“On a personal note she never really knew who she was – was she the anti-immigration right winger and champion of Brexit or was she the moderate former party chair who coined the nasty party phrase? Meant that neither the right nor the left of the party liked her.”
“I like her on a personal level. I disagree pretty much across the board with her at the Home Office; I'm not really libertarian at all but I think the anti-immigration, go-home vans, hostile environment, porn banning, snoopers' charter are all pretty reprehensible. I was looking forward to seeing her spread prime ministerial wings to see if that aspect fell back and she actually did some good, but... nothing happened.”
ON HER LEGACY
“You can probably guess what May’s legacy will be from the total dearth of Tory MPs looking to keep the flame alive once she goes. Whereas a bloc of die-hard Cameroons remained after he’d whistled his last, I would struggle to name a single MP who wants the party to continue anything she started. There is sympathy for her, still some praise for her grit – but nobody is manning the barricades for Mayism.”

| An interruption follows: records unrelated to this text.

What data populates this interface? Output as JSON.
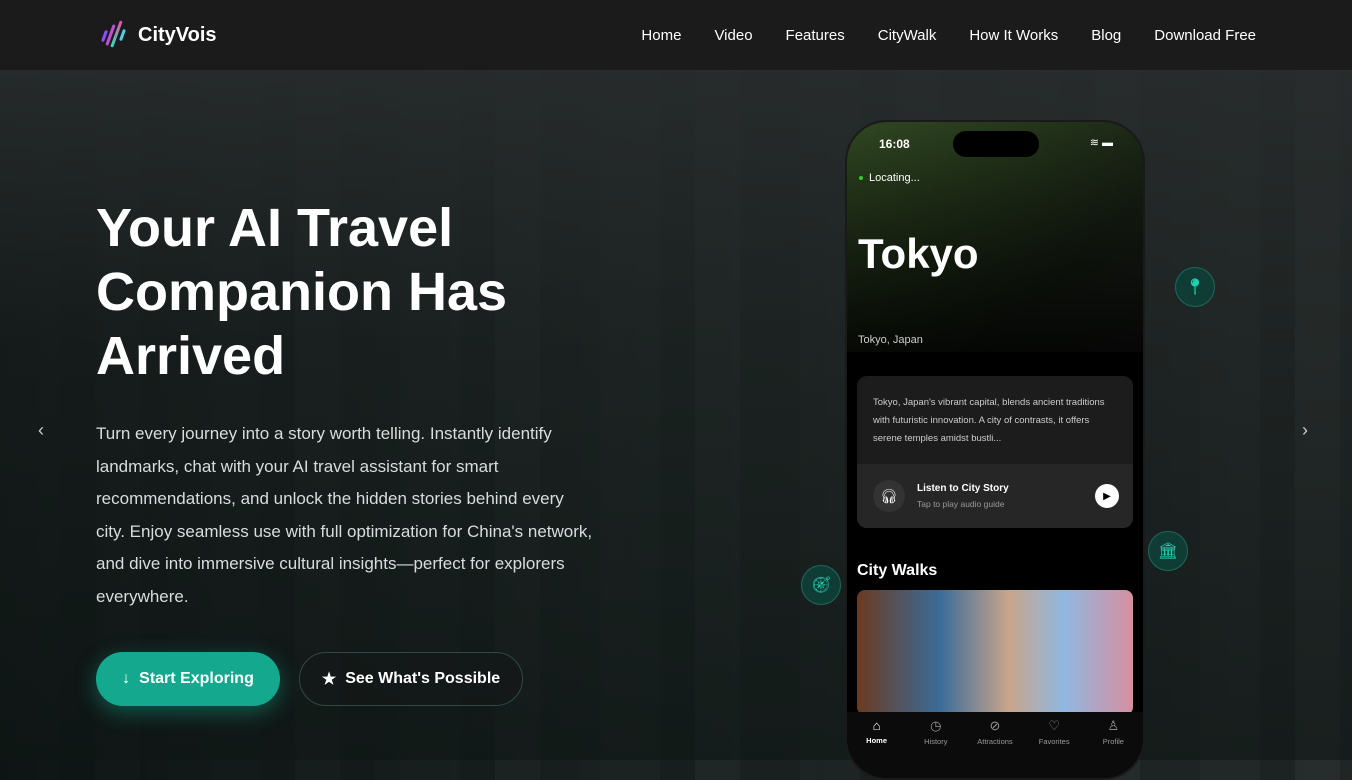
{
  "brand": {
    "name": "CityVois"
  },
  "nav": {
    "items": [
      "Home",
      "Video",
      "Features",
      "CityWalk",
      "How It Works",
      "Blog",
      "Download Free"
    ]
  },
  "hero": {
    "title": "Your AI Travel Companion Has Arrived",
    "description": "Turn every journey into a story worth telling. Instantly identify landmarks, chat with your AI travel assistant for smart recommendations, and unlock the hidden stories behind every city. Enjoy seamless use with full optimization for China's network, and dive into immersive cultural insights—perfect for explorers everywhere.",
    "primary_button": "Start Exploring",
    "secondary_button": "See What's Possible"
  },
  "phone": {
    "time": "16:08",
    "status": "Locating...",
    "city": "Tokyo",
    "country": "Tokyo, Japan",
    "summary": "Tokyo, Japan's vibrant capital, blends ancient traditions with futuristic innovation. A city of contrasts, it offers serene temples amidst bustli...",
    "listen_title": "Listen to City Story",
    "listen_sub": "Tap to play audio guide",
    "section": "City Walks",
    "tabs": [
      "Home",
      "History",
      "Attractions",
      "Favorites",
      "Profile"
    ]
  },
  "colors": {
    "accent": "#14a88f"
  }
}
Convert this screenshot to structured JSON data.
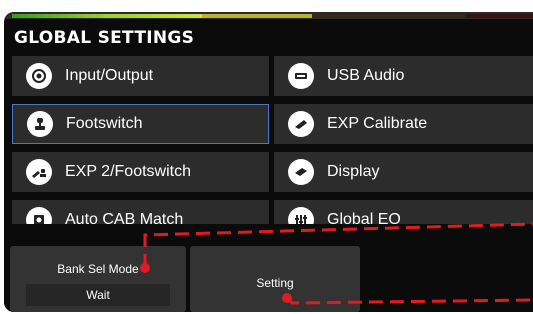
{
  "header": {
    "title": "GLOBAL SETTINGS"
  },
  "menu": {
    "items": [
      {
        "label": "Input/Output",
        "icon": "knob-icon"
      },
      {
        "label": "USB Audio",
        "icon": "usb-icon"
      },
      {
        "label": "Footswitch",
        "icon": "footswitch-icon",
        "selected": true
      },
      {
        "label": "EXP Calibrate",
        "icon": "expression-pedal-icon"
      },
      {
        "label": "EXP 2/Footswitch",
        "icon": "pedal-footswitch-icon"
      },
      {
        "label": "Display",
        "icon": "display-icon"
      },
      {
        "label": "Auto CAB Match",
        "icon": "cab-icon"
      },
      {
        "label": "Global EQ",
        "icon": "eq-icon"
      }
    ]
  },
  "bottom": {
    "bank_sel_mode_label": "Bank Sel Mode",
    "bank_sel_mode_value": "Wait",
    "setting_label": "Setting"
  },
  "colors": {
    "selection_border": "#4a78c2",
    "annotation_red": "#e01b22"
  }
}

“She might have given a good ‘Burning Injustices’ speech but if you still have to point to it three years later in lieu of tangible policy achievements, you’ve failed. An electrifying speech, a botched election, an endless backlog of bills and consultation responses, a Parliament doing nothing, a Brexit her party won’t buy: that’s the legacy.”

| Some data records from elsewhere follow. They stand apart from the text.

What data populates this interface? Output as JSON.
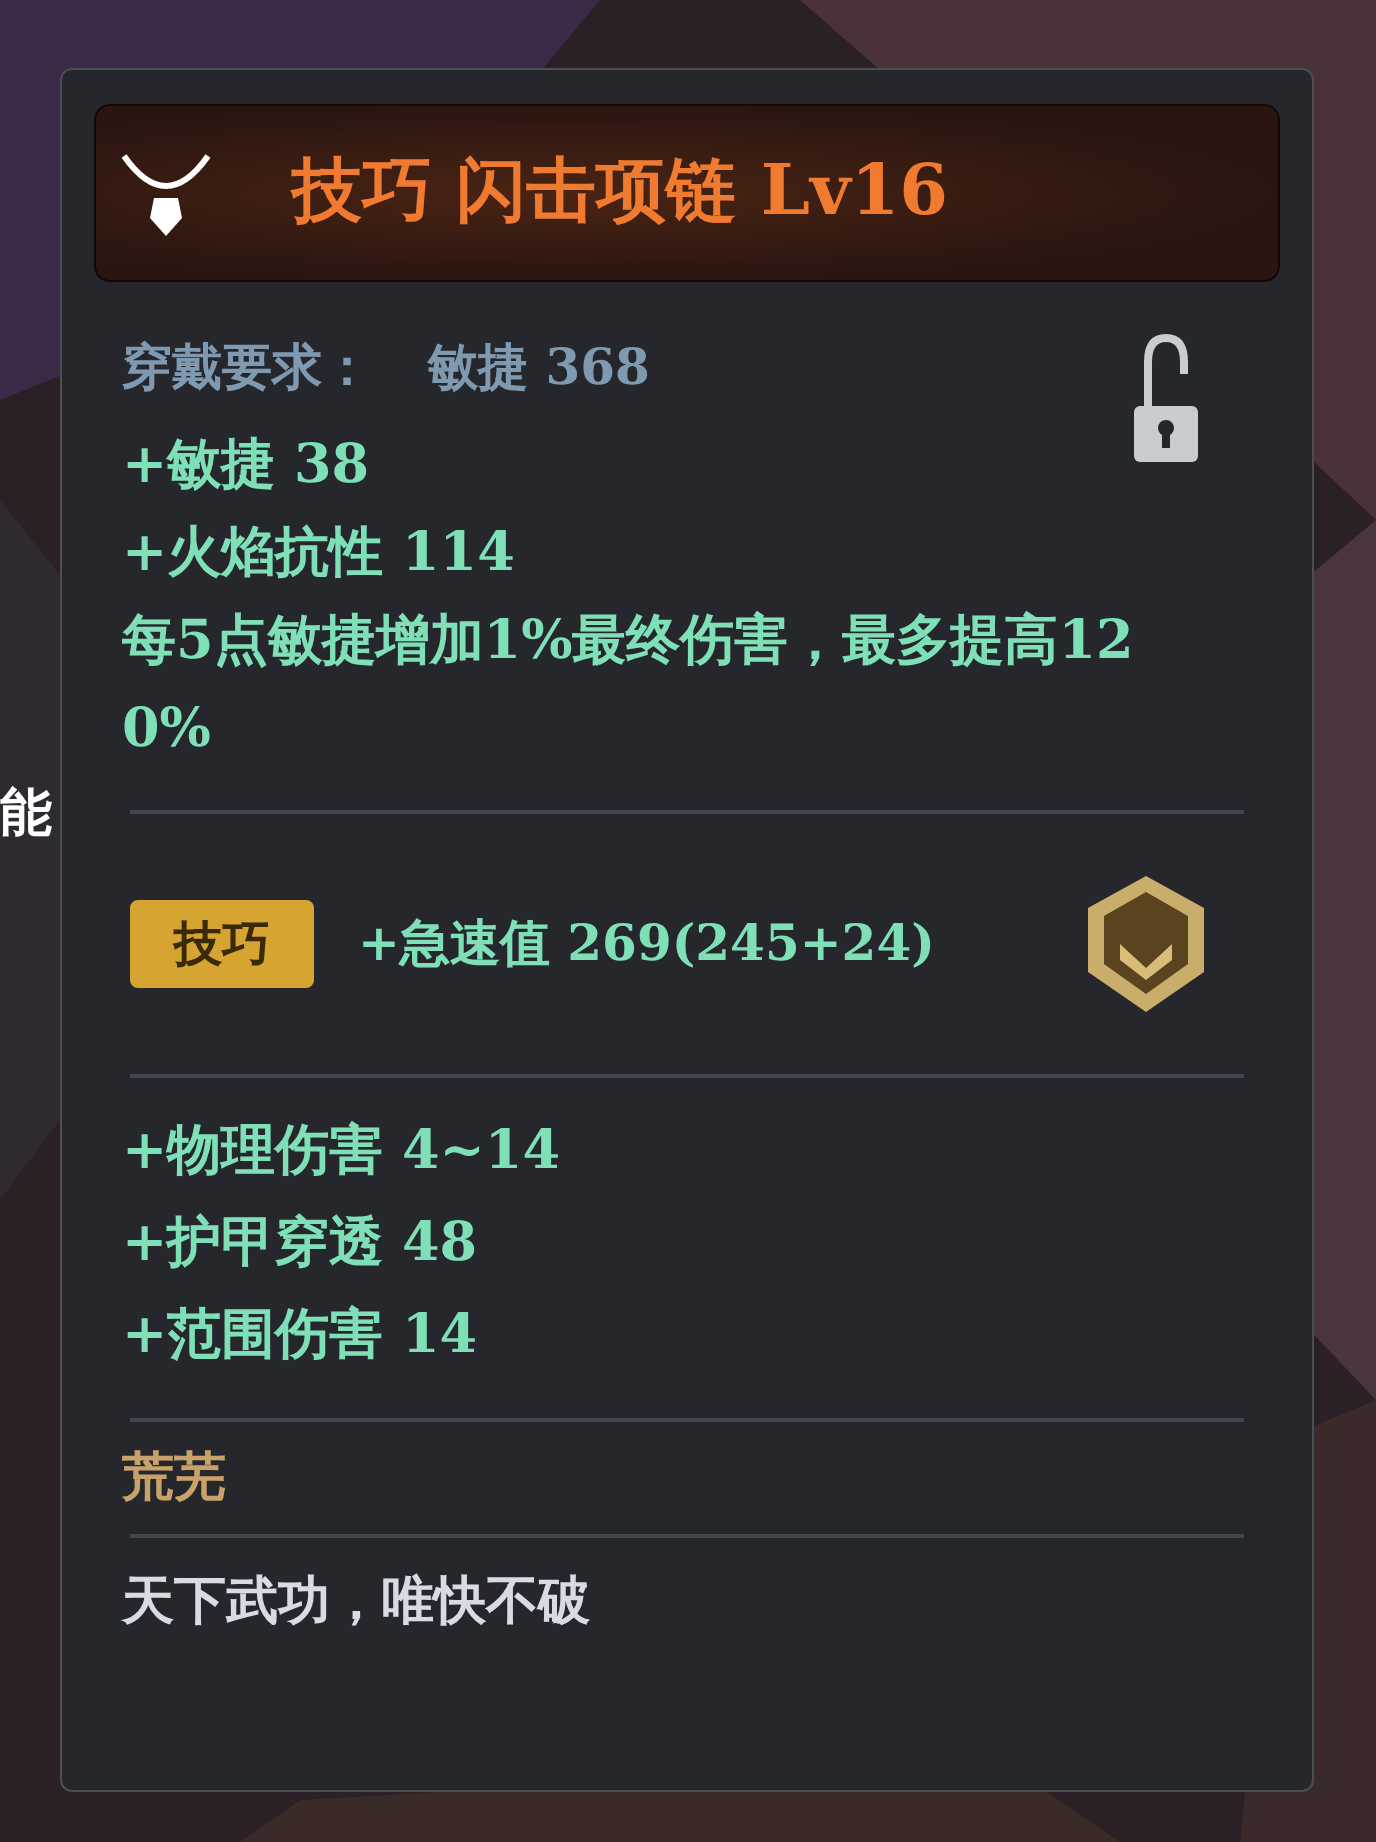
{
  "background_text": "能",
  "header": {
    "title": "技巧 闪击项链 Lv16"
  },
  "requirement": {
    "label": "穿戴要求：",
    "value": "敏捷 368",
    "locked": false
  },
  "base_stats": [
    "+敏捷 38",
    "+火焰抗性 114",
    "每5点敏捷增加1%最终伤害，最多提高120%"
  ],
  "affix": {
    "tag": "技巧",
    "text": "+急速值 269(245+24)"
  },
  "extra_stats": [
    "+物理伤害 4~14",
    "+护甲穿透 48",
    "+范围伤害 14"
  ],
  "set_name": "荒芜",
  "flavor": "天下武功，唯快不破"
}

“She is, hands-down, the worst prime minister of the post-war era. In thrall both to her batshit-crazy advisors and her own worst instincts, she blew any chance she might have had to pull the country together after Brexit and, in so doing, she also blew any chance she might have had to actually achieve our departure from the EU in good order. And the prolonged agony which resulted from that initial failure meant she achieved zilch, zip, nada on any other front either. I hate to speak ill of the politically dead, but I honestly can't think of a single good word to say about her – and I can't imagine the proverbial 'future historians' will either. She's a void and I'm relieved she's finally agreed to step into it.”
“Theresa May is a pie. Happy to help.”